2. Tell us a little about your life outside of the world of writing.
I’m a freelance writer and internet marketer by day as well as an adjunct creative writing professor for the online graduate program at Southern New Hampshire University so I’m afraid I don’t have much of a life outside of writing! I do live with my husband, Peter, though, and my two cats, Frank and Julian. And I post way too many cat pictures on Instagram.
3. How long have you been writing? What genres have you written? They don’t have to be published.
I have been writing pretty constantly since I learned how. When I was 7, I used to write little plays and make the neighborhood kids perform them in the driveway. I have written plays and screenplays, but lately, I write mostly young adult urban fantasy fiction.
4. What has been the greatest influence to your writing? Other authors, life experiences, etc…
I have had so many theatre, literature, and creative writing teachers over the course of high school, college, and grad school in my MFA program that were huge influences on me. I am also greatly influenced by my favorite authors (Anne Rice, Jane Austen, Stephen Chbosky, Rainbow Rowell, Stephenie Meyer) and my favorite musicians (M83, Beach House, Slowdive, Morrissey, Smashing Pumpkins, the list goes on).
Yes, I am working on the third and final book in The Muse Chronicles called You and the Night. It should be coming out sometime in 2018 though I’m not sure when.
6. How do you typically begin your projects? Do you create outlines and character profiles or jump in head first with the initial idea? And do you focus on just one at a time?
I used to always be a pantser, especially with fiction. I would write 100 pages before I even knew what story I was trying to tell. Now I’m sort of a combination of plotter and pantser. I try to write a vague outline of the whole story, then I do a detailed outline for about five chapters, and then I’ll write those chapters. Then I’ll repeat until I’m finished. I may make big changes when I’m drafting or revising but I try not to start writing until I have some idea of where the story is going.
7. What aspect of your writing do you consider your strength? Your weakness?
Because I’m also a playwright, I think dialogue is my greatest strength. This can also be a weakness, though, because I tend to use it too much, and sometimes I need more reflection and description.
8. After publishing, the next trouble facing writers is marketing. What do you typically do when marketing your novel? Do you have tips you’d like to share?
Lately, I’ve been reaching out to people on Amazon who have reviewed other indie books in my genre and telling them about my books. I’ve had a lot of great results with that. I think the main thing with marketing is persistence. You have to be willing to work hard and try different things.
9. What advice would you give a writer who is starting out?

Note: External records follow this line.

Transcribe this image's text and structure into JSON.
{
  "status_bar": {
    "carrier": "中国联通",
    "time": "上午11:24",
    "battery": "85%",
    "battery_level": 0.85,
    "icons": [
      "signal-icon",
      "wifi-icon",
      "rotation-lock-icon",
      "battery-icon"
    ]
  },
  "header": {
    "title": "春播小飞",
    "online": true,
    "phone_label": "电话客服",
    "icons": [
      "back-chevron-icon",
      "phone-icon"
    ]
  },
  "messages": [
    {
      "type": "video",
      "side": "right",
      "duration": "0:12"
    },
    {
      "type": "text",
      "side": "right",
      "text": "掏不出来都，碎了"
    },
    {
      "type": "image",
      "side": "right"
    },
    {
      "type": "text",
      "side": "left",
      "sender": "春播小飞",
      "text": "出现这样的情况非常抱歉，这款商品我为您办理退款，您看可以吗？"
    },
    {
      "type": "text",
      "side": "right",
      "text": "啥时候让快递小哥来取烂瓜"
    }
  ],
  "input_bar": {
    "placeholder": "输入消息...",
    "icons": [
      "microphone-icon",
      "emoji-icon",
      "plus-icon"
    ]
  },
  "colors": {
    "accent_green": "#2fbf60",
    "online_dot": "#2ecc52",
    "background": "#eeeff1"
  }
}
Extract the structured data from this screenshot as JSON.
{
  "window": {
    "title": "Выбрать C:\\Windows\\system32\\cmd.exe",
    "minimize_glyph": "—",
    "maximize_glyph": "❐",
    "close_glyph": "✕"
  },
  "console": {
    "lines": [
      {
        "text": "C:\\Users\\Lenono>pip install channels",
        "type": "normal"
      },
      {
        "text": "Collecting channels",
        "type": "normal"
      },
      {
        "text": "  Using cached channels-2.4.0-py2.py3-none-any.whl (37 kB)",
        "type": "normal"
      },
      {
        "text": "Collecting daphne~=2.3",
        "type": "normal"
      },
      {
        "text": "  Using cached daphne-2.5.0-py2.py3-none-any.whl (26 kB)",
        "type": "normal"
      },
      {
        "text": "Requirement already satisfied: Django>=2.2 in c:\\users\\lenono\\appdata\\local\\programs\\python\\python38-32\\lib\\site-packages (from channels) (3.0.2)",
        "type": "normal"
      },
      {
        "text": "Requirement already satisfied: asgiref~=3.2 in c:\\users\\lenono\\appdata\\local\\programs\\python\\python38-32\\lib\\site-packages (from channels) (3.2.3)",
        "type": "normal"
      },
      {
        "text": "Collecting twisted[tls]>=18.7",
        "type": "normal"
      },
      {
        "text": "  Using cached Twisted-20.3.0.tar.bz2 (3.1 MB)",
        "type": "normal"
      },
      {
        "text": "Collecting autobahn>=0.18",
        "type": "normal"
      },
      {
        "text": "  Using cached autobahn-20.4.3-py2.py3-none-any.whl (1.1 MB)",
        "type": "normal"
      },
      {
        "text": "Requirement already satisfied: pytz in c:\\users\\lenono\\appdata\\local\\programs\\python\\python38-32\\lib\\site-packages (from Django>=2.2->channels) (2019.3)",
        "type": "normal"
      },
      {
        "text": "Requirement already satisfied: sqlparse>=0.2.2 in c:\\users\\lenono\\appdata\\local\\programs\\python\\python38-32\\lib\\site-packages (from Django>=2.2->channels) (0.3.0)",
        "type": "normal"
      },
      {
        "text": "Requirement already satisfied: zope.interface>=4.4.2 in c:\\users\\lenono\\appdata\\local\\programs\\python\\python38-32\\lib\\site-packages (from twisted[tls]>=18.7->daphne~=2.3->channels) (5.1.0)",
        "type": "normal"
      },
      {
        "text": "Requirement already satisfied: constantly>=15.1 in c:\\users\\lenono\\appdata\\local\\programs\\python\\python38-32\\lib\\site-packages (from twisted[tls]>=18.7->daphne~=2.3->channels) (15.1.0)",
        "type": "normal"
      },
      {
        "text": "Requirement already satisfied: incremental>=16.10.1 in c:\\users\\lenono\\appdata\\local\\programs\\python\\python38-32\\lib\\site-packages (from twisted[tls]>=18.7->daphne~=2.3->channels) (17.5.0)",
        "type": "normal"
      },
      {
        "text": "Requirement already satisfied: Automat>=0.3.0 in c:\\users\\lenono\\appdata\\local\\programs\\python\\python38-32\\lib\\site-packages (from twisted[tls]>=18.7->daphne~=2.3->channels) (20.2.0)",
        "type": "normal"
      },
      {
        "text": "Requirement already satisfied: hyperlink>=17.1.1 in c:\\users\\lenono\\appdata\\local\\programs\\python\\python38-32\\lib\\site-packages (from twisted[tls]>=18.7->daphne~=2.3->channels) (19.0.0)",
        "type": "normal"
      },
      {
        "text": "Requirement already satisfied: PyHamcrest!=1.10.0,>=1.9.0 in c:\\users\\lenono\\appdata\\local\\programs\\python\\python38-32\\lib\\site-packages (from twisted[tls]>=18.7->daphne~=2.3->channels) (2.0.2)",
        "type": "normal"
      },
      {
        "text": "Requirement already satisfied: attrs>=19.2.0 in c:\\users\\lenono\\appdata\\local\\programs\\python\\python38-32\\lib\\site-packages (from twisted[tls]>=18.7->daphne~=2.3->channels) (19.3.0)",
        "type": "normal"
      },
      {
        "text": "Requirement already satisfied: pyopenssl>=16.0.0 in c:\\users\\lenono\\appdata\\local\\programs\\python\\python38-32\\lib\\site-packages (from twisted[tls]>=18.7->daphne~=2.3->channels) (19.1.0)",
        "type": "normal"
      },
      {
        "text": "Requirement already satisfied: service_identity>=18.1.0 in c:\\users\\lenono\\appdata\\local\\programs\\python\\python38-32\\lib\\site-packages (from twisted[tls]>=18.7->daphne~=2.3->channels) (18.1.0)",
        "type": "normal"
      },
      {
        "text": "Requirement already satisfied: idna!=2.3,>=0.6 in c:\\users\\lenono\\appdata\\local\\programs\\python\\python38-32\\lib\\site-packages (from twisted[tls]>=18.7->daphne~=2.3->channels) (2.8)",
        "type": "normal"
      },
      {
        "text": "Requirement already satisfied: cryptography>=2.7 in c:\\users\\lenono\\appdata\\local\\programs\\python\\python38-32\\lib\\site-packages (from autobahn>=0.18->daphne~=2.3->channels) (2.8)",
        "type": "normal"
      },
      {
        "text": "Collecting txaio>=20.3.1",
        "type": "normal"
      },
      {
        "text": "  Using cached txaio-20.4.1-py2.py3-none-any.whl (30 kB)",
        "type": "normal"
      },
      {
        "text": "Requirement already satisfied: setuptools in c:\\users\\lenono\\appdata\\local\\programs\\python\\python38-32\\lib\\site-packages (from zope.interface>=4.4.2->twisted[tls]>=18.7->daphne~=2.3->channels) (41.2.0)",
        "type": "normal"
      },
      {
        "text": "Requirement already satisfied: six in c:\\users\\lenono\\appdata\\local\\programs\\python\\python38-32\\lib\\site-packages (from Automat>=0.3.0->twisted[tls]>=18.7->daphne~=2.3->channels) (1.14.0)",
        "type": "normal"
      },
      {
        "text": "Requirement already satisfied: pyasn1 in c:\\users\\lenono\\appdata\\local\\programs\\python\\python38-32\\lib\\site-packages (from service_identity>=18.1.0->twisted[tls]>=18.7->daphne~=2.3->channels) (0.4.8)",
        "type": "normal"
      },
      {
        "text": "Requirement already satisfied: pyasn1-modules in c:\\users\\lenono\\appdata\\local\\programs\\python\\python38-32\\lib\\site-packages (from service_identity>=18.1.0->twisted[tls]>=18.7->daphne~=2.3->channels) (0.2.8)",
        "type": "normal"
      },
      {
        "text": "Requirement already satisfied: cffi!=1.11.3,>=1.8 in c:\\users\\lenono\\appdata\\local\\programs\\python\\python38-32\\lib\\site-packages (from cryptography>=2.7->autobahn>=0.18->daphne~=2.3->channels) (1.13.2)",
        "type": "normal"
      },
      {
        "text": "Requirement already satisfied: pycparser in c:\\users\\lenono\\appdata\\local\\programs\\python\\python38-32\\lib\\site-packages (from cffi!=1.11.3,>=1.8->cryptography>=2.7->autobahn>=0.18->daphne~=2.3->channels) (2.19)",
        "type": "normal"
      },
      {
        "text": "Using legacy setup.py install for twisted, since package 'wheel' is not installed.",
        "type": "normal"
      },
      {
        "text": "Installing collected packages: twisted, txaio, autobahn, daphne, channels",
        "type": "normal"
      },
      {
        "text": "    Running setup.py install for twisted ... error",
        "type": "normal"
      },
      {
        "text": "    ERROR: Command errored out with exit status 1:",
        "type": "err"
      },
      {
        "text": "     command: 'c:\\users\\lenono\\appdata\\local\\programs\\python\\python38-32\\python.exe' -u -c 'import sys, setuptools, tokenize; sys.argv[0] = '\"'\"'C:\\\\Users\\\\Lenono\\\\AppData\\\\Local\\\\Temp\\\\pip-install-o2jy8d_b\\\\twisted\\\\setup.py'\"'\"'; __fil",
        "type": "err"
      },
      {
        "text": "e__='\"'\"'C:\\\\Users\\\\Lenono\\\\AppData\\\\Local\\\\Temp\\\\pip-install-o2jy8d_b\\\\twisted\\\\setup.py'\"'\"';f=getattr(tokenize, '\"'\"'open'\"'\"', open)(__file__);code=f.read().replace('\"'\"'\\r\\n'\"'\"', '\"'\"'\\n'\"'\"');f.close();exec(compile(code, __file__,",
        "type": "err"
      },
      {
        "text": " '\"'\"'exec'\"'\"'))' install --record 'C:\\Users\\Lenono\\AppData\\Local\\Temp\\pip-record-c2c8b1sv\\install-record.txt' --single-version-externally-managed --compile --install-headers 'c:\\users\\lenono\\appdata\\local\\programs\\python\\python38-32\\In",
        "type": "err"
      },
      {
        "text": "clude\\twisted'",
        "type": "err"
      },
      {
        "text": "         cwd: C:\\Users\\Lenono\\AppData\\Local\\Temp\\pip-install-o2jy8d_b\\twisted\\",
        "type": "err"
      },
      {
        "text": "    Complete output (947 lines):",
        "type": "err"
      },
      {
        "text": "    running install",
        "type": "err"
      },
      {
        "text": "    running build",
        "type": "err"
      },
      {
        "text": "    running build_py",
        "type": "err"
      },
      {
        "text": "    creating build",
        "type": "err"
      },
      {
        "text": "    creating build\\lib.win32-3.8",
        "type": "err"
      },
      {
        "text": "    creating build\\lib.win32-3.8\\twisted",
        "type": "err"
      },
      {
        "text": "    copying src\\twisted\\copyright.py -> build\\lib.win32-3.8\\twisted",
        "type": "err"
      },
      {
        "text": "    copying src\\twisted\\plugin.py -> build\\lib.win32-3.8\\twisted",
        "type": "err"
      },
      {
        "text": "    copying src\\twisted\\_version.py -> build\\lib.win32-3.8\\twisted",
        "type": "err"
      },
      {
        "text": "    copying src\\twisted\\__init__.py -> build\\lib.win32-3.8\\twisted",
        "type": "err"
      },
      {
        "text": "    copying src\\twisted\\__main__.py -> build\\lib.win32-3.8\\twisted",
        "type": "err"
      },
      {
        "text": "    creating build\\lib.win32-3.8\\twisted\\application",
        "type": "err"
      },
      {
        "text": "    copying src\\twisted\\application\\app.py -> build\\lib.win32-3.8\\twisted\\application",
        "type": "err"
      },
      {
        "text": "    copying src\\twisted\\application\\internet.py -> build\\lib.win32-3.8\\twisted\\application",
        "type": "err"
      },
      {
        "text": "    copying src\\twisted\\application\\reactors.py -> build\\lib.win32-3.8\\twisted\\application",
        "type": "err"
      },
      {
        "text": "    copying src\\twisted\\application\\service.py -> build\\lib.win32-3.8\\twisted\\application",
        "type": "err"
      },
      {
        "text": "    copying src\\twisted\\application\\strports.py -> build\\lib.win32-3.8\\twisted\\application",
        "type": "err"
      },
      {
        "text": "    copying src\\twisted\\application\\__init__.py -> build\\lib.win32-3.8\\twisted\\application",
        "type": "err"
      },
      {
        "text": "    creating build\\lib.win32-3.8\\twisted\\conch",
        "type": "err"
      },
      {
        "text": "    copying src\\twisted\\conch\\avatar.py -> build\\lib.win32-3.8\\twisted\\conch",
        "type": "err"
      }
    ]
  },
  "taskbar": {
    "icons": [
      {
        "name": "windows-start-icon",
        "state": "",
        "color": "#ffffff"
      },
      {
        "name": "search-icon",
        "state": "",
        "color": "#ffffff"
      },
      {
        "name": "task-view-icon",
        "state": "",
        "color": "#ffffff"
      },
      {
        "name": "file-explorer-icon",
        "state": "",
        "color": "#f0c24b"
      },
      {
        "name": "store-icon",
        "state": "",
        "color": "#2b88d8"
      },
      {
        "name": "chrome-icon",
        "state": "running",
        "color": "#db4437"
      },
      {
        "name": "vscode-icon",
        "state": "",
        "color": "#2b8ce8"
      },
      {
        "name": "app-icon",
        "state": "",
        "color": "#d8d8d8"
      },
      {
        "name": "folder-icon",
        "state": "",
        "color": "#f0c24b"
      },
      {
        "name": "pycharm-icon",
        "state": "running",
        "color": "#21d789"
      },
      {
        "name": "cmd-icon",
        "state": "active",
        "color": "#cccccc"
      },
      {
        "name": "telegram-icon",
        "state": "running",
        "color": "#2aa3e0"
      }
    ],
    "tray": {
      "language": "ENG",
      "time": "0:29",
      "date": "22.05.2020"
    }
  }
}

When you’re just starting out, don’t worry about literary agents or traditional publishing or self-publishing or critique partners or beta readers. It should just be you and the story, and you should try to focus on what you love about the writing process. Once you have a story, then you can get feedback from peers and teachers and editors and decide what to do with it.